It is sometimes argued that discussion of institutions such as the Constitution or parliament are dry, difficult and boring and that the sort of approach take by texts like@@@Politics One@@@is overly 'traditional' and narrow. It is this idea that we wish to confront here. Writing in the 1960s J.D.B. Millar sought to understand how Australia had taken institutions from Westminster and progressively built up 'a governmental system on a federal basis, with special institutions and practices devised under the pressure of special demands, such as those created by war and depression' (Miller 1961,.61) Perhaps our account is 'traditional' because we do think it important that Australia's political institutions have evolved alongside, and been shaped by, the 'special demands' of a distinctive Australian society and politics.

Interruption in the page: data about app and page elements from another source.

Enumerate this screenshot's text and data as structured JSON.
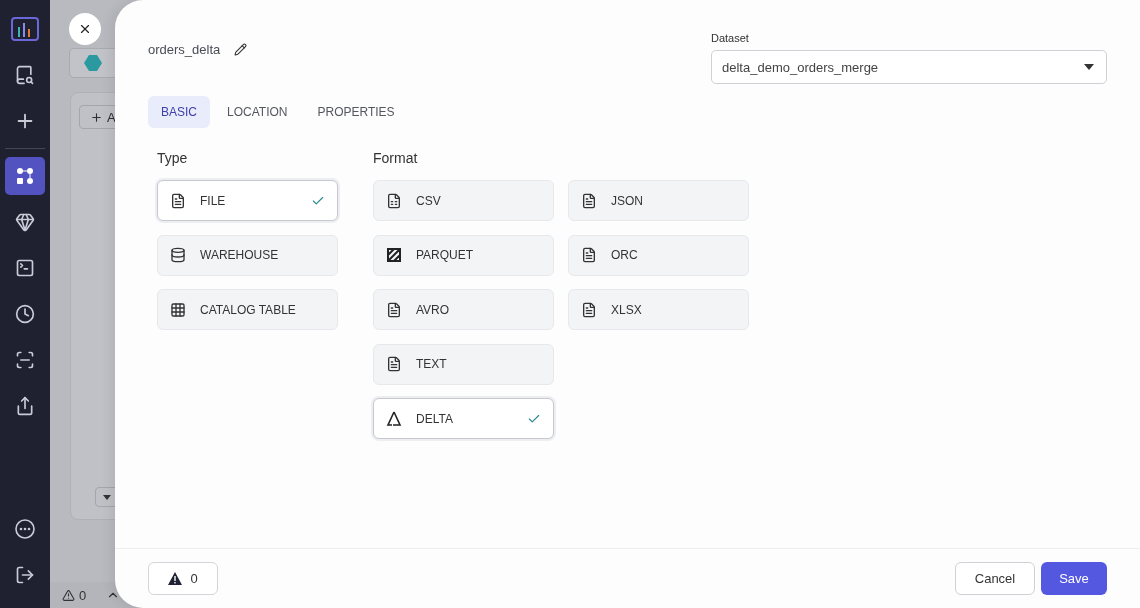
{
  "sidebar": {
    "items": [
      {
        "selected": false
      },
      {
        "selected": false
      },
      {
        "selected": false
      },
      {
        "selected": true
      },
      {
        "selected": false
      },
      {
        "selected": false
      },
      {
        "selected": false
      },
      {
        "selected": false
      },
      {
        "selected": false
      }
    ],
    "bottom_items": [
      {
        "selected": false
      },
      {
        "selected": false
      }
    ]
  },
  "background": {
    "add_button": "A",
    "status": {
      "warnings": "0"
    }
  },
  "dialog": {
    "name": "orders_delta",
    "dataset": {
      "label": "Dataset",
      "value": "delta_demo_orders_merge"
    },
    "tabs": [
      {
        "label": "BASIC",
        "selected": true
      },
      {
        "label": "LOCATION",
        "selected": false
      },
      {
        "label": "PROPERTIES",
        "selected": false
      }
    ],
    "type": {
      "label": "Type",
      "options": [
        {
          "label": "FILE",
          "selected": true
        },
        {
          "label": "WAREHOUSE",
          "selected": false
        },
        {
          "label": "CATALOG TABLE",
          "selected": false
        }
      ]
    },
    "format": {
      "label": "Format",
      "options": [
        {
          "label": "CSV",
          "selected": false
        },
        {
          "label": "JSON",
          "selected": false
        },
        {
          "label": "PARQUET",
          "selected": false
        },
        {
          "label": "ORC",
          "selected": false
        },
        {
          "label": "AVRO",
          "selected": false
        },
        {
          "label": "XLSX",
          "selected": false
        },
        {
          "label": "TEXT",
          "selected": false
        },
        {
          "label": "DELTA",
          "selected": true
        }
      ]
    },
    "warnings": "0",
    "buttons": {
      "cancel": "Cancel",
      "save": "Save"
    }
  }
}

But equally our approach owes much to ‘new institutionalism’. We see Australia’s political institutions not as formal-legal, rule bound structures, but as battle fields on which rival political interests compete. A ‘battle ground’ is brought into existence by the confrontation between rival armies. In this sense it is an appropriate metaphor for political institutions whose purpose is to accommodate the conflicting demands of rival economic and social interests.@@@
‘New institutionalism’ emerged as a school of thought in the 1980s and has several different theoretical permutations. But a common thread is the recognition that the choices available to political actors are constrained by the institutions in which they are located. Institutions are created and sustained by the patterned behaviors of those who inhabit them, and not simply by formal rules and laws which also define them. However political institutions do generate both formal and informal rules (or standard ways of operating) which impact directly upon political activity. For example, rules associated with particular political institutions will prescribe appropriate behaviors —and sanction misbehaviors. Institutions as varied as parliament and protest marches also sustain a sense of political identity and meaning for those who inhabit them. Furthermore institutions empower some, but not other actors. In short political institutions serve to structure political activity because they establish who is able to participate in making decisions; influence what these actors consider to be possible outcomes; and often work to shape the political strategies they can use in an effort to achieve their goals. In short new institutionalism teaches that institutions matter because they influence the political strategies adopted by political actors and shape political behaviour and—ultimately—policy decisions. Hence institutions are a starting point for the study of politics.@@@
Millar, J.D.B. 1959.@@@Australian Government and Politics. 2nd edn. (London: Gerald Duckworth & Co.)
What is the relationship between politics and government? Does it help to see political institutions as sites of conflict?